The word "screenshot" may appear in some of the lines below. State how many lines contain it, and write only that number.

╔══

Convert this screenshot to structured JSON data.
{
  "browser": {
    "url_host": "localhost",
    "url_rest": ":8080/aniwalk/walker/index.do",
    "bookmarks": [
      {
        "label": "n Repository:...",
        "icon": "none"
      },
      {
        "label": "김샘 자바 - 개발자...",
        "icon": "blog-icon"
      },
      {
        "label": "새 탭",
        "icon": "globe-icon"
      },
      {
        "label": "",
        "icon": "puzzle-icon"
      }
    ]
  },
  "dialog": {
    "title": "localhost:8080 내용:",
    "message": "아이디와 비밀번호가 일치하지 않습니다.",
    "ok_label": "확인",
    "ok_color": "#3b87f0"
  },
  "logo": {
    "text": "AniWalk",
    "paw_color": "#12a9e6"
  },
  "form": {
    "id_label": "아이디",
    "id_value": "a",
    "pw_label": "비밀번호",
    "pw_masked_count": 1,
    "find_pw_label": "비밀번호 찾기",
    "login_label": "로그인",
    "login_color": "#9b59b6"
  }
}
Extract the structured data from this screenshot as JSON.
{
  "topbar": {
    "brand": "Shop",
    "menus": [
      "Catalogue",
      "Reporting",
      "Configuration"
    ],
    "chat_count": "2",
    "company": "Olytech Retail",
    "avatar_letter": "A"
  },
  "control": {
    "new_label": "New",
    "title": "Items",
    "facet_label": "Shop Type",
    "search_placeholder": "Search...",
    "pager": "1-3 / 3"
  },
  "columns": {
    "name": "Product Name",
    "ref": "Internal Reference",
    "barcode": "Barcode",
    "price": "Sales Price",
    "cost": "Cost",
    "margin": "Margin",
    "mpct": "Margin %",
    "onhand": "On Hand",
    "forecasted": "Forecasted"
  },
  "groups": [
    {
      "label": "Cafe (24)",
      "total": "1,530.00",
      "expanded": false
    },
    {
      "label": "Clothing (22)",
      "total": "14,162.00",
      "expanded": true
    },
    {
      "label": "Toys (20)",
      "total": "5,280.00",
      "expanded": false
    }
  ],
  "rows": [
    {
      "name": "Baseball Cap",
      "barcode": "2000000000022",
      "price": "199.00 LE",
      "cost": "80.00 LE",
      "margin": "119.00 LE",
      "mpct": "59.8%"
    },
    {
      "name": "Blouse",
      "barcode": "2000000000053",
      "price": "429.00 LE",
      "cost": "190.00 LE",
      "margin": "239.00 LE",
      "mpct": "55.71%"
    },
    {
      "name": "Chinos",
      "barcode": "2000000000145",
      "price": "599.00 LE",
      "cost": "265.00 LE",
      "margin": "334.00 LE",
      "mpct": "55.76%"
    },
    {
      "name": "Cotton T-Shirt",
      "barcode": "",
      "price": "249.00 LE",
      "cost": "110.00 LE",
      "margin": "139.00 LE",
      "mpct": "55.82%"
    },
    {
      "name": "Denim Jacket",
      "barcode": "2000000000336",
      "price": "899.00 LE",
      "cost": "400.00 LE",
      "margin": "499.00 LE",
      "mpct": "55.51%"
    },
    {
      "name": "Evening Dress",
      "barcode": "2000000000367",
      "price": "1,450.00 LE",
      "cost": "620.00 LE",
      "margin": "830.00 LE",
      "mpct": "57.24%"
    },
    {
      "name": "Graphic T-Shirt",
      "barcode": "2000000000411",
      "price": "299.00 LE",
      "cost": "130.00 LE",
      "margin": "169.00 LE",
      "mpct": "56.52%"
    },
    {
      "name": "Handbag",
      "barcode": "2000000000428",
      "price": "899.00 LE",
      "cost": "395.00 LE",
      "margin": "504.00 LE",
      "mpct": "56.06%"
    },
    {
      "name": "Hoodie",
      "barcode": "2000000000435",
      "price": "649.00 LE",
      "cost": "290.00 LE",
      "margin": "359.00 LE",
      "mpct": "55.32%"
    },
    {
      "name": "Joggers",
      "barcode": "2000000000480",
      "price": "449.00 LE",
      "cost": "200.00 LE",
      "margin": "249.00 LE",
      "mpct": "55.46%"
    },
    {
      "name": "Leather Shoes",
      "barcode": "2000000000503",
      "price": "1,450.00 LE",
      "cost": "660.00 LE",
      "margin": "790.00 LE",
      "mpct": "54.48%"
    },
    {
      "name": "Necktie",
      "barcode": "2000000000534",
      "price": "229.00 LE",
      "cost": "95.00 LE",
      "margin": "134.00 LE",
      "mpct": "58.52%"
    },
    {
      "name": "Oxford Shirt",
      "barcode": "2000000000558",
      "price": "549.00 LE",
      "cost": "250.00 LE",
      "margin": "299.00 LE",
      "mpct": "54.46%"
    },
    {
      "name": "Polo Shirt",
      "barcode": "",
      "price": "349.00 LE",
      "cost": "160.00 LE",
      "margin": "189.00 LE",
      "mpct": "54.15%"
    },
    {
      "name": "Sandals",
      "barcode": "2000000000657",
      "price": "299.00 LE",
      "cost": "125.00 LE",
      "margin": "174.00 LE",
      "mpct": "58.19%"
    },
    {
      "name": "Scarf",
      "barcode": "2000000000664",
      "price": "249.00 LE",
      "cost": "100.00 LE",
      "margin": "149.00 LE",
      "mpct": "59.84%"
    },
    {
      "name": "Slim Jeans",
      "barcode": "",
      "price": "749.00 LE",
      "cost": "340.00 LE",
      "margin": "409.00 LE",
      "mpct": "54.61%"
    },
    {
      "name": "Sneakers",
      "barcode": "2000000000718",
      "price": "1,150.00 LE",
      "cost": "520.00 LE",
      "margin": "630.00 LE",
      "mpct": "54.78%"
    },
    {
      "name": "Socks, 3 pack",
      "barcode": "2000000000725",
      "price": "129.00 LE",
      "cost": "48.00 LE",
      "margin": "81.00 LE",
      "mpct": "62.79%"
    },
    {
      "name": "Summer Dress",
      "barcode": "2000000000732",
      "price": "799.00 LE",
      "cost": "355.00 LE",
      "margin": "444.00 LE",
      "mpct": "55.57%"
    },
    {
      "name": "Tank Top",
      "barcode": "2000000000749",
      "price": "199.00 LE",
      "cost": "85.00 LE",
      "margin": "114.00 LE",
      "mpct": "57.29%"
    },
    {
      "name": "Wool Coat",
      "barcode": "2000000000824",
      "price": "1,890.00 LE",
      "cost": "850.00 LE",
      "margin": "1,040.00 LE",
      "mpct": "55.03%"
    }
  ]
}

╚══

# Reply to the exercise:
2